I’m traumatised, I’m not an idiot. I haven’t lost my ability to think critically. I want support from compassionate professionals who are educated on adoption issues.
The imminent removal of Ofsted regulation for adoptee support is a concern. It technically leaves us no worse off—Ofsted are toothless in practice and the requirement for regulation has severely limited the number of people who come forward to support adoptees—but to remove it entirely opens the door to charlatans. Everyone involved in supporting adoptees should have trauma-informed training. There should be appropriate oversight. And please can we prevent adoption agencies from being providers of this support? It is a blatant and dangerous conflict of interest.
This one is particularly tricky. Not all adoptees feel the same way. If you had a great experience, fantastic, but two things: i) you might find you feel differently as time goes on, and ii) your good experience does not negate someone else’s difficult one.
I hate saying that first part. It sounds so off. It’s just that I genuinely believed for years that I was lucky, and now I don’t feel that way. This experience of ‘coming out of the fog’ is so common but it is difficult to talk about without sounding patronising. This is one of the reasons we need more academic research into the adoptee experience and how it moulds and shapes you throughout life.
As a minimum can we agree we should be respectful of each other’s experiences? There is no obligation on ‘happy’ adoptees to speak out against adoption but it is not helpful to silence those of us who do. For me, it is not about my trauma or experience, it is about systemic problems with our current system of plenary adoption. And let’s face it, the happy adoptee narrative is the one that is predominant in society. Unless you really believe that adoption is perfect, please make a bit of space for those of us who want change.
I had a knock back recently when I was refused a mental health referral despite making myself horribly vulnerable in front of my GP. I quickly spiralled into thinking that, of course, they’re right. I am exceedingly lucky, my problems aren’t as bad as other’s and I am a pathetic waste of space who not only doesn’t deserve help but shouldn’t need it. And so on, and so on, and so on. It was exhausting. I was pulled back by an incredibly supportive group of fellow adoptees, most of whom had experienced something similar.

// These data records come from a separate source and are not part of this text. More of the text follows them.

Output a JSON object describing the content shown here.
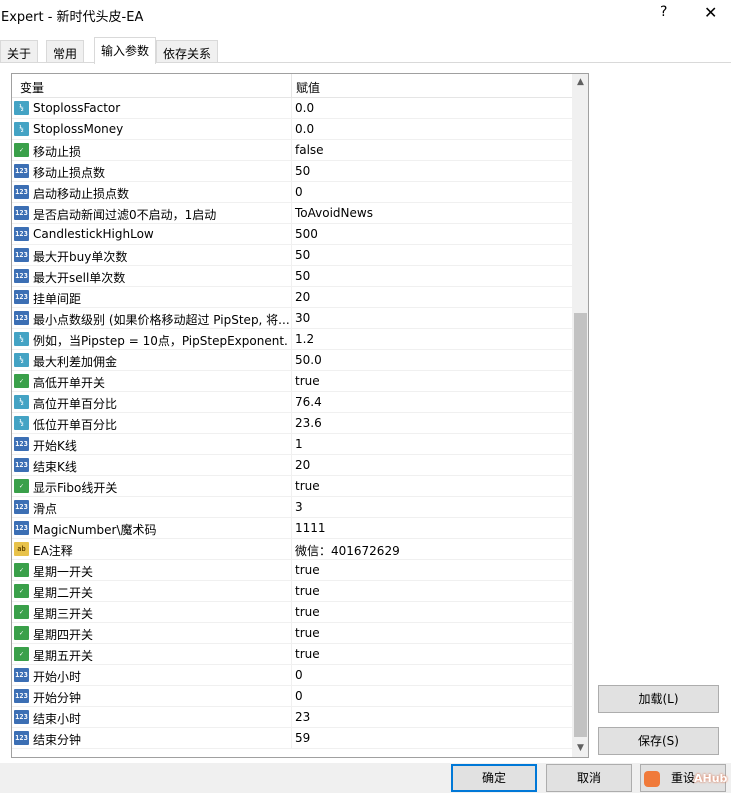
{
  "window": {
    "title": "Expert - 新时代头皮-EA",
    "help_label": "?",
    "close_label": "✕"
  },
  "tabs": [
    {
      "label": "关于"
    },
    {
      "label": "常用"
    },
    {
      "label": "输入参数"
    },
    {
      "label": "依存关系"
    }
  ],
  "active_tab": "输入参数",
  "grid": {
    "columns": [
      "变量",
      "赋值"
    ],
    "rows": [
      {
        "type": "dbl",
        "icon": "double-type-icon",
        "name": "StoplossFactor",
        "value": "0.0"
      },
      {
        "type": "dbl",
        "icon": "double-type-icon",
        "name": "StoplossMoney",
        "value": "0.0"
      },
      {
        "type": "bool",
        "icon": "bool-type-icon",
        "name": "移动止损",
        "value": "false"
      },
      {
        "type": "int",
        "icon": "int-type-icon",
        "name": "移动止损点数",
        "value": "50"
      },
      {
        "type": "int",
        "icon": "int-type-icon",
        "name": "启动移动止损点数",
        "value": "0"
      },
      {
        "type": "int",
        "icon": "int-type-icon",
        "name": "是否启动新闻过滤0不启动，1启动",
        "value": "ToAvoidNews"
      },
      {
        "type": "int",
        "icon": "int-type-icon",
        "name": "CandlestickHighLow",
        "value": "500"
      },
      {
        "type": "int",
        "icon": "int-type-icon",
        "name": "最大开buy单次数",
        "value": "50"
      },
      {
        "type": "int",
        "icon": "int-type-icon",
        "name": "最大开sell单次数",
        "value": "50"
      },
      {
        "type": "int",
        "icon": "int-type-icon",
        "name": "挂单间距",
        "value": "20"
      },
      {
        "type": "int",
        "icon": "int-type-icon",
        "name": "最小点数级别 (如果价格移动超过 PipStep, 将...",
        "value": "30"
      },
      {
        "type": "dbl",
        "icon": "double-type-icon",
        "name": "例如，当Pipstep = 10点，PipStepExponent...",
        "value": "1.2"
      },
      {
        "type": "dbl",
        "icon": "double-type-icon",
        "name": "最大利差加佣金",
        "value": "50.0"
      },
      {
        "type": "bool",
        "icon": "bool-type-icon",
        "name": "高低开单开关",
        "value": "true"
      },
      {
        "type": "dbl",
        "icon": "double-type-icon",
        "name": "高位开单百分比",
        "value": "76.4"
      },
      {
        "type": "dbl",
        "icon": "double-type-icon",
        "name": "低位开单百分比",
        "value": "23.6"
      },
      {
        "type": "int",
        "icon": "int-type-icon",
        "name": "开始K线",
        "value": "1"
      },
      {
        "type": "int",
        "icon": "int-type-icon",
        "name": "结束K线",
        "value": "20"
      },
      {
        "type": "bool",
        "icon": "bool-type-icon",
        "name": "显示Fibo线开关",
        "value": "true"
      },
      {
        "type": "int",
        "icon": "int-type-icon",
        "name": "滑点",
        "value": "3"
      },
      {
        "type": "int",
        "icon": "int-type-icon",
        "name": "MagicNumber\\魔术码",
        "value": "1111"
      },
      {
        "type": "str",
        "icon": "string-type-icon",
        "name": "EA注释",
        "value": "微信：401672629"
      },
      {
        "type": "bool",
        "icon": "bool-type-icon",
        "name": "星期一开关",
        "value": "true"
      },
      {
        "type": "bool",
        "icon": "bool-type-icon",
        "name": "星期二开关",
        "value": "true"
      },
      {
        "type": "bool",
        "icon": "bool-type-icon",
        "name": "星期三开关",
        "value": "true"
      },
      {
        "type": "bool",
        "icon": "bool-type-icon",
        "name": "星期四开关",
        "value": "true"
      },
      {
        "type": "bool",
        "icon": "bool-type-icon",
        "name": "星期五开关",
        "value": "true"
      },
      {
        "type": "int",
        "icon": "int-type-icon",
        "name": "开始小时",
        "value": "0"
      },
      {
        "type": "int",
        "icon": "int-type-icon",
        "name": "开始分钟",
        "value": "0"
      },
      {
        "type": "int",
        "icon": "int-type-icon",
        "name": "结束小时",
        "value": "23"
      },
      {
        "type": "int",
        "icon": "int-type-icon",
        "name": "结束分钟",
        "value": "59"
      }
    ],
    "type_glyphs": {
      "int": "123",
      "dbl": "½",
      "bool": "✓",
      "str": "ab"
    }
  },
  "side_buttons": {
    "load_label": "加载(L)",
    "save_label": "保存(S)"
  },
  "bottom_buttons": {
    "ok_label": "确定",
    "cancel_label": "取消",
    "reset_label": "重设"
  },
  "watermark": {
    "text": "AHub"
  },
  "colors": {
    "int_icon": "#3c6fb4",
    "double_icon": "#44a3c4",
    "bool_icon": "#3aa04a",
    "string_icon": "#e8c24a",
    "default_button_border": "#0078d7"
  }
}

They made me laugh and feel like I was in good company.
I would never speak to another person the way I speak to myself. The reason I was in denial for so long about the effect that adoption has had on me is that I was gaslighting myself. I’m ‘too sensitive’, ‘not strong enough’ and just inadequate generally. I am going to try and stop this behaviour, or at least try and start noticing when it’s happening. I am accountable for my behaviour as an adult. It is not my fault that I was relinquished and adopted.
Oof. I don’t know where to begin with this one. Adoption tropes are all around. Baked into TV, films, books, just everywhere. I have never felt injustice so keenly before. It has knocked the wind out of me, and taught me so much, not least reverential awe for those who contend with more visible injustices or intersectional experiences. There is surely a lightbulb moment coming when we can take a serious look at the way we talk about adoption? Where we start to speak honestly about the nuances, biases and appalling mistreatment at play? It could just take one article that captures the zeitgeist, or one TV show that portrays it accurately, or one politician who is prepared to speak out. Here’s hoping…